  24. ^ a b G.A. Santoro, A.P. Wieczorek, C.I. Bartram (editors) (2010). Pelvic floor disorders imaging and multidisciplinary approach to management. Dordrecht: Springer. ISBN 978-88-470-1542-5. {{cite book}}: |last= has generic name (help)CS1 maint: multiple names: authors list (link)
  25. ^ Harper, Douglas. "Pudendum". Online Etymology Dictionary.
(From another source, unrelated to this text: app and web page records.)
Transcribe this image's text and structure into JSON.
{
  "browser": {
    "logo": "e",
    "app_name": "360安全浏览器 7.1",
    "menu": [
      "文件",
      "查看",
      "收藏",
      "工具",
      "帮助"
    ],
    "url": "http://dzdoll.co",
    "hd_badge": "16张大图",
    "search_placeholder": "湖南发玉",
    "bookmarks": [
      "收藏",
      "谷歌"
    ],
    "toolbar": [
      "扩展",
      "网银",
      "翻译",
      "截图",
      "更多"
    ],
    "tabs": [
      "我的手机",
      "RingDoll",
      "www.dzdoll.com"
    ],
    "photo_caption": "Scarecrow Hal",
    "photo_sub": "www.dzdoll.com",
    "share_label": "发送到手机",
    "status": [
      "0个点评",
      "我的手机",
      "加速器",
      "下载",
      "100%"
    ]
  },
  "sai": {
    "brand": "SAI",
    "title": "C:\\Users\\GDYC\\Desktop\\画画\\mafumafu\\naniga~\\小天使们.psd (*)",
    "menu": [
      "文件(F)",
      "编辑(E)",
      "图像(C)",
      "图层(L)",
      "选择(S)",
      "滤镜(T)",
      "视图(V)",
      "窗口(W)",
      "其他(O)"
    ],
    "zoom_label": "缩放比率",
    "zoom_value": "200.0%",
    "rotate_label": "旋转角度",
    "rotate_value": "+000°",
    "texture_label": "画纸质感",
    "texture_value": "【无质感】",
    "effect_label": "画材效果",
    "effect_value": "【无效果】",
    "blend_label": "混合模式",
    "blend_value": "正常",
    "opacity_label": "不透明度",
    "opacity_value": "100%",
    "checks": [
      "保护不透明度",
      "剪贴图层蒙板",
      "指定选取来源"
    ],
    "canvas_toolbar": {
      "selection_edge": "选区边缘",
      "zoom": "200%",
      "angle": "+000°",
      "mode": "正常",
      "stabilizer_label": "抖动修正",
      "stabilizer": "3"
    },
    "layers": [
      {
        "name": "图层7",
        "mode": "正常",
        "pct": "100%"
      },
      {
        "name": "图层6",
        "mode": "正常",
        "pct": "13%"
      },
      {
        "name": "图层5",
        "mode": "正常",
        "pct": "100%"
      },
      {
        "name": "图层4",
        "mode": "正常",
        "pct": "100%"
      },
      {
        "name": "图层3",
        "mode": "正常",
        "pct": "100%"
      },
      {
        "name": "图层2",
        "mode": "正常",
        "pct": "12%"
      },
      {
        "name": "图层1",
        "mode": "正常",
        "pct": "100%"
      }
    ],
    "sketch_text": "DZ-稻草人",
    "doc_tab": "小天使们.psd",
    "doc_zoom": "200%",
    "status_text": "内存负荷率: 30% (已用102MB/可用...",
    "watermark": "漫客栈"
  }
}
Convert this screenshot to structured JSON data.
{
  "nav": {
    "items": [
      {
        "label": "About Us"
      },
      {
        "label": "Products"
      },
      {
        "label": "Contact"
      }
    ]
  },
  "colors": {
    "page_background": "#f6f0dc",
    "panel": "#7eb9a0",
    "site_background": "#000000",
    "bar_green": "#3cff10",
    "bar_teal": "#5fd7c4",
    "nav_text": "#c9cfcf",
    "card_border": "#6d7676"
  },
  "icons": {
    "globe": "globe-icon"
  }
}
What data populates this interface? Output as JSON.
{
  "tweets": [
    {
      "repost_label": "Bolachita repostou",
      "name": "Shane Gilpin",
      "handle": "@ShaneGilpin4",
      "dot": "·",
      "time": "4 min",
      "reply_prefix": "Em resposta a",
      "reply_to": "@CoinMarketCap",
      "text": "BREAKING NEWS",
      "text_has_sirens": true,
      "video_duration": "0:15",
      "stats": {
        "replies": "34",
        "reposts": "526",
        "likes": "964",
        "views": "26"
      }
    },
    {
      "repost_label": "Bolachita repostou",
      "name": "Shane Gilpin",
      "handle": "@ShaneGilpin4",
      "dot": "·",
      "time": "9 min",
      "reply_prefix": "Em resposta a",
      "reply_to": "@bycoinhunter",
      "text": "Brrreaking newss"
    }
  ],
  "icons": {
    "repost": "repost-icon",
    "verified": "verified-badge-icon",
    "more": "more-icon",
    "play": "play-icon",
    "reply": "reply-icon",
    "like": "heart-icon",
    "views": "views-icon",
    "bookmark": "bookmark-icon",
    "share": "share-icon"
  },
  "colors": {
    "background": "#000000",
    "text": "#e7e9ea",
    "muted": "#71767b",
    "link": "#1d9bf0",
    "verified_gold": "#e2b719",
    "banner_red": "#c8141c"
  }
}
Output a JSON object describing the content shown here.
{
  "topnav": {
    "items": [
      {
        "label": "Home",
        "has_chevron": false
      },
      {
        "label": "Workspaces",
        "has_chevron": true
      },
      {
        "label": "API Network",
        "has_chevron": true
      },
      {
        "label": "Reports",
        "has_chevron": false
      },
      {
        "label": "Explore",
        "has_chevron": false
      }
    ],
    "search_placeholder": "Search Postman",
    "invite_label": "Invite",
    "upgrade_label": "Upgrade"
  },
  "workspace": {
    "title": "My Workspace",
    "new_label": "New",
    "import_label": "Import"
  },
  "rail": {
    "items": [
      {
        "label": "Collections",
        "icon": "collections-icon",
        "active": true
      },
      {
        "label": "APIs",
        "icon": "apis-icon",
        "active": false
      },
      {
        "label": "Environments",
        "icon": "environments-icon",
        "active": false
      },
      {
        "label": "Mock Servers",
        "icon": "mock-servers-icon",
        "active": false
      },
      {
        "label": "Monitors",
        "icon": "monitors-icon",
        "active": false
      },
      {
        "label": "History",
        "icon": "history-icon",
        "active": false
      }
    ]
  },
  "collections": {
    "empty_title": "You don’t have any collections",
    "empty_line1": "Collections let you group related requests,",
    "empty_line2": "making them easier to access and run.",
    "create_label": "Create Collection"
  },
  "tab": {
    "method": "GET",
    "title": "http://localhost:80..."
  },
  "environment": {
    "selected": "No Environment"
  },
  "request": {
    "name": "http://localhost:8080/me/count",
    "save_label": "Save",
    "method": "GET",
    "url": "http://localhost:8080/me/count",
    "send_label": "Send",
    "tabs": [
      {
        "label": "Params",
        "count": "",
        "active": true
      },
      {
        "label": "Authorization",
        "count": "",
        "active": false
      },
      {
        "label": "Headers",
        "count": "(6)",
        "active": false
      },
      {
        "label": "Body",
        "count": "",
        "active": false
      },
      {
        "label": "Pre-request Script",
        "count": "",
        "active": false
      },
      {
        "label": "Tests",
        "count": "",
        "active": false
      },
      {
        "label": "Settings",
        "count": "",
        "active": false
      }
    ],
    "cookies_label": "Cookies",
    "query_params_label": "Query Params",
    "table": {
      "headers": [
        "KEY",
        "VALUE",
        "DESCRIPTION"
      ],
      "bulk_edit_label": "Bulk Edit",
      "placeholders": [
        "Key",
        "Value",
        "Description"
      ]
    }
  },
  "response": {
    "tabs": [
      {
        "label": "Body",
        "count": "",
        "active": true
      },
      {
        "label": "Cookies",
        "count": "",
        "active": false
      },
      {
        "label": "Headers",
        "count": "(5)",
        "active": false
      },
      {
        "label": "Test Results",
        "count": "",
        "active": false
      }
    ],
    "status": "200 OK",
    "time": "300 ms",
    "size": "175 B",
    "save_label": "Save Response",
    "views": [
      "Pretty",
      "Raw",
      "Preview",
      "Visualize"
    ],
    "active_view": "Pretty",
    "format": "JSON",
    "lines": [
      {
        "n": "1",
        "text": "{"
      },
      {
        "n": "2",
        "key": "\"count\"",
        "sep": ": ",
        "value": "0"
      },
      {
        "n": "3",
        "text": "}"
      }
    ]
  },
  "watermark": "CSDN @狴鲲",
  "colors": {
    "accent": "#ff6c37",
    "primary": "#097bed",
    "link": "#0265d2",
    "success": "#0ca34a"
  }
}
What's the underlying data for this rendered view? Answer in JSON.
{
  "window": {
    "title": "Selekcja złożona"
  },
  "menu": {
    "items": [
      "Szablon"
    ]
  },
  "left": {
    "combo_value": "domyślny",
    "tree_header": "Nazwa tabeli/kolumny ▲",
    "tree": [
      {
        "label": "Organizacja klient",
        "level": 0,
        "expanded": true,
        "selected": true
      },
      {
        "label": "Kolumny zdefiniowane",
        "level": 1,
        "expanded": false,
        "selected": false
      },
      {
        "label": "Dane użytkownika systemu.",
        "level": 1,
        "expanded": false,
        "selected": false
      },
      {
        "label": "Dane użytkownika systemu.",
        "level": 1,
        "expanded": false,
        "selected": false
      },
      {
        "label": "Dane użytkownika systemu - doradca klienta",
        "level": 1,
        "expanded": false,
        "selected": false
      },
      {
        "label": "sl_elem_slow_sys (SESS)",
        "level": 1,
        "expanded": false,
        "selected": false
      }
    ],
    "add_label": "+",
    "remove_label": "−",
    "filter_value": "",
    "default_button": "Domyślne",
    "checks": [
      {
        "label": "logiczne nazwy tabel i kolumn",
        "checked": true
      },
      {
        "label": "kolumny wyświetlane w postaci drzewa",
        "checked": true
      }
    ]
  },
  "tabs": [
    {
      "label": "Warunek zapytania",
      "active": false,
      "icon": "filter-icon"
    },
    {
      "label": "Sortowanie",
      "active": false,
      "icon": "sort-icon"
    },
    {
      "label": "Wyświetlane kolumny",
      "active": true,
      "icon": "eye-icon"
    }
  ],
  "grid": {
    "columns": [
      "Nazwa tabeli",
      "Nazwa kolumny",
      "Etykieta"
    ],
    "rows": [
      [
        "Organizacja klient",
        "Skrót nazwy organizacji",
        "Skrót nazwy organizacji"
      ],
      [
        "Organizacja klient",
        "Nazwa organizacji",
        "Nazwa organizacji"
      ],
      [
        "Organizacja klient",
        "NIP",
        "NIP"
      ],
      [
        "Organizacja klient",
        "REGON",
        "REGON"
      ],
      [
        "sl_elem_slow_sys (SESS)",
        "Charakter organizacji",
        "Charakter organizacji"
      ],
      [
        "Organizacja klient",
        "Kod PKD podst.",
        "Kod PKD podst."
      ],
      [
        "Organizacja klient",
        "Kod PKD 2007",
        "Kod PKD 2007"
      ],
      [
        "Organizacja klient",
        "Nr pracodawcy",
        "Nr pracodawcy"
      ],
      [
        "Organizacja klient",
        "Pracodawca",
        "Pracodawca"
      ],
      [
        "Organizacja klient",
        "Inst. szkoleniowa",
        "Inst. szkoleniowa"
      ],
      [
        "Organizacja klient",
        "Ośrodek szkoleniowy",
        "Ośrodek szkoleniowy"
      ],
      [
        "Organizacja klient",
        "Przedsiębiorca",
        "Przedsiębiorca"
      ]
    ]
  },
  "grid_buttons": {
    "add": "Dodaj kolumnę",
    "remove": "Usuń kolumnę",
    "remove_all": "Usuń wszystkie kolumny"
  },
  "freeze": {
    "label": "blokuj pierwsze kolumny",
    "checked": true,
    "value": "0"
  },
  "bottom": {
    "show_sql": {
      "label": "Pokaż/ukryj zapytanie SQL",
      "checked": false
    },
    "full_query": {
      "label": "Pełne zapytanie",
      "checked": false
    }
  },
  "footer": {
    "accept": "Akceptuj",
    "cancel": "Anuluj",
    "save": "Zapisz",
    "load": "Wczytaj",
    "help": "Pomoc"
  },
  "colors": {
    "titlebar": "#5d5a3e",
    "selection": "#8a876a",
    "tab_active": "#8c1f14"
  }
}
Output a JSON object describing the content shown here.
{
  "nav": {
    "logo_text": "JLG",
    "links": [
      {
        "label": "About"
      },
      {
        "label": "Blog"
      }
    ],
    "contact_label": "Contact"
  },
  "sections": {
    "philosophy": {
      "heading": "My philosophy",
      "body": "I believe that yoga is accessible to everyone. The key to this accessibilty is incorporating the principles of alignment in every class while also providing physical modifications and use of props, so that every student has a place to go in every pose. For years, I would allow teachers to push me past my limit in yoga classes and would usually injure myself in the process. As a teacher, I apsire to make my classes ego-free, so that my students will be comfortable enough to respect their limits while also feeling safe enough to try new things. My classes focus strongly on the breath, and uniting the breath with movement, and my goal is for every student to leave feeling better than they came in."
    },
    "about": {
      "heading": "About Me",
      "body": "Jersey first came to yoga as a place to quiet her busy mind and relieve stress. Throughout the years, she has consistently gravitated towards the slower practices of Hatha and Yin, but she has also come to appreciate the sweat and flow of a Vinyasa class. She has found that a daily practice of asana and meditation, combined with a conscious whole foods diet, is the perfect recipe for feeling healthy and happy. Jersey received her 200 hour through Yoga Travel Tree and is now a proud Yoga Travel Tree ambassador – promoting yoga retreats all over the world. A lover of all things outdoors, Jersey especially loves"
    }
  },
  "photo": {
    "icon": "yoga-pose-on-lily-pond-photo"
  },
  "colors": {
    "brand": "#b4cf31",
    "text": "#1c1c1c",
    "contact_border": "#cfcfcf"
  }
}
Retrieved 28 February 2014.
  26. ^ Oelhafen, Kim; Shayota, Brian J.; Muhleman, Mitchel; Klaassen, Zachary; Tubbs, R. Shane; Loukas, Marios (September 2013). "Benjamin Alcock (1801–?) and his canal". Clinical Anatomy. 26 (6): 662–666. doi:10.1002/ca.22080. PMID 22488487. S2CID 33298520.

External links[edit]